→ **WHAT THIS TASK INVOLVES**
Set the listing down again in full, word for word, with the pictures left out.

→ **RAW DATA**
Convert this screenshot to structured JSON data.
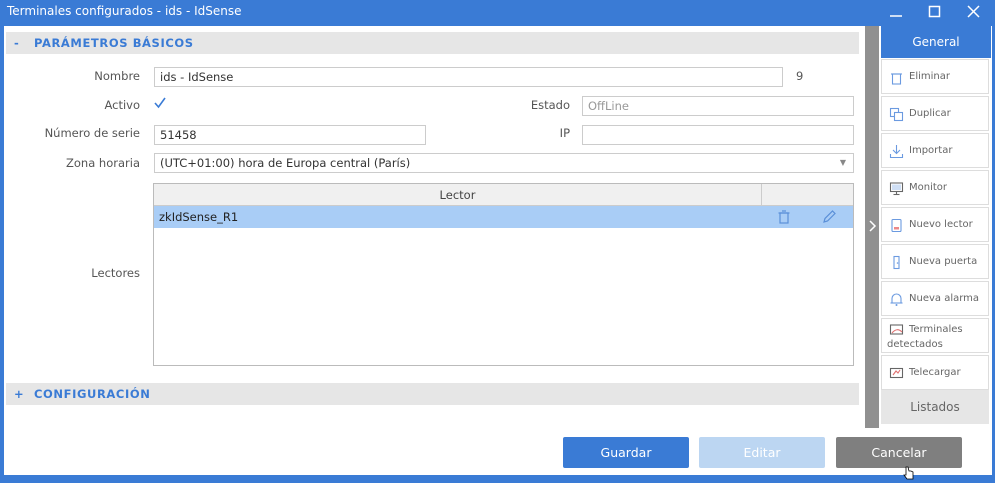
{
  "window": {
    "title": "Terminales configurados - ids - IdSense"
  },
  "sections": {
    "basic": {
      "toggle": "-",
      "title": "PARÁMETROS BÁSICOS"
    },
    "config": {
      "toggle": "+",
      "title": "CONFIGURACIÓN"
    }
  },
  "form": {
    "nombre_label": "Nombre",
    "nombre_value": "ids - IdSense",
    "nombre_count": "9",
    "activo_label": "Activo",
    "activo_checked": true,
    "estado_label": "Estado",
    "estado_value": "OffLine",
    "serie_label": "Número de serie",
    "serie_value": "51458",
    "ip_label": "IP",
    "ip_value": "",
    "zona_label": "Zona horaria",
    "zona_value": "(UTC+01:00) hora de Europa central (París)",
    "lectores_label": "Lectores"
  },
  "readers_table": {
    "column_header": "Lector",
    "rows": [
      {
        "name": "zkIdSense_R1"
      }
    ]
  },
  "sidebar": {
    "general": "General",
    "items": [
      {
        "label": "Eliminar",
        "icon": "trash-icon"
      },
      {
        "label": "Duplicar",
        "icon": "duplicate-icon"
      },
      {
        "label": "Importar",
        "icon": "download-icon"
      },
      {
        "label": "Monitor",
        "icon": "monitor-icon"
      },
      {
        "label": "Nuevo lector",
        "icon": "reader-icon"
      },
      {
        "label": "Nueva puerta",
        "icon": "door-icon"
      },
      {
        "label": "Nueva alarma",
        "icon": "bell-icon"
      },
      {
        "label": "Terminales detectados",
        "icon": "detected-terminals-icon"
      },
      {
        "label": "Telecargar",
        "icon": "telecharge-icon"
      }
    ],
    "listados": "Listados"
  },
  "buttons": {
    "save": "Guardar",
    "edit": "Editar",
    "cancel": "Cancelar"
  },
  "colors": {
    "accent": "#3a7bd5",
    "selected_row": "#a9cdf6",
    "cancel": "#7f7f7f"
  }
}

→ **THE COMPLETED TASK**
Convert this screenshot to structured JSON data.
{
  "window": {
    "title": "Terminales configurados - ids - IdSense"
  },
  "sections": {
    "basic": {
      "toggle": "-",
      "title": "PARÁMETROS BÁSICOS"
    },
    "config": {
      "toggle": "+",
      "title": "CONFIGURACIÓN"
    }
  },
  "form": {
    "nombre_label": "Nombre",
    "nombre_value": "ids - IdSense",
    "nombre_count": "9",
    "activo_label": "Activo",
    "activo_checked": true,
    "estado_label": "Estado",
    "estado_value": "OffLine",
    "serie_label": "Número de serie",
    "serie_value": "51458",
    "ip_label": "IP",
    "ip_value": "",
    "zona_label": "Zona horaria",
    "zona_value": "(UTC+01:00) hora de Europa central (París)",
    "lectores_label": "Lectores"
  },
  "readers_table": {
    "column_header": "Lector",
    "rows": [
      {
        "name": "zkIdSense_R1"
      }
    ]
  },
  "sidebar": {
    "general": "General",
    "items": [
      {
        "label": "Eliminar",
        "icon": "trash-icon"
      },
      {
        "label": "Duplicar",
        "icon": "duplicate-icon"
      },
      {
        "label": "Importar",
        "icon": "download-icon"
      },
      {
        "label": "Monitor",
        "icon": "monitor-icon"
      },
      {
        "label": "Nuevo lector",
        "icon": "reader-icon"
      },
      {
        "label": "Nueva puerta",
        "icon": "door-icon"
      },
      {
        "label": "Nueva alarma",
        "icon": "bell-icon"
      },
      {
        "label": "Terminales detectados",
        "icon": "detected-terminals-icon"
      },
      {
        "label": "Telecargar",
        "icon": "telecharge-icon"
      }
    ],
    "listados": "Listados"
  },
  "buttons": {
    "save": "Guardar",
    "edit": "Editar",
    "cancel": "Cancelar"
  },
  "colors": {
    "accent": "#3a7bd5",
    "selected_row": "#a9cdf6",
    "cancel": "#7f7f7f"
  }
}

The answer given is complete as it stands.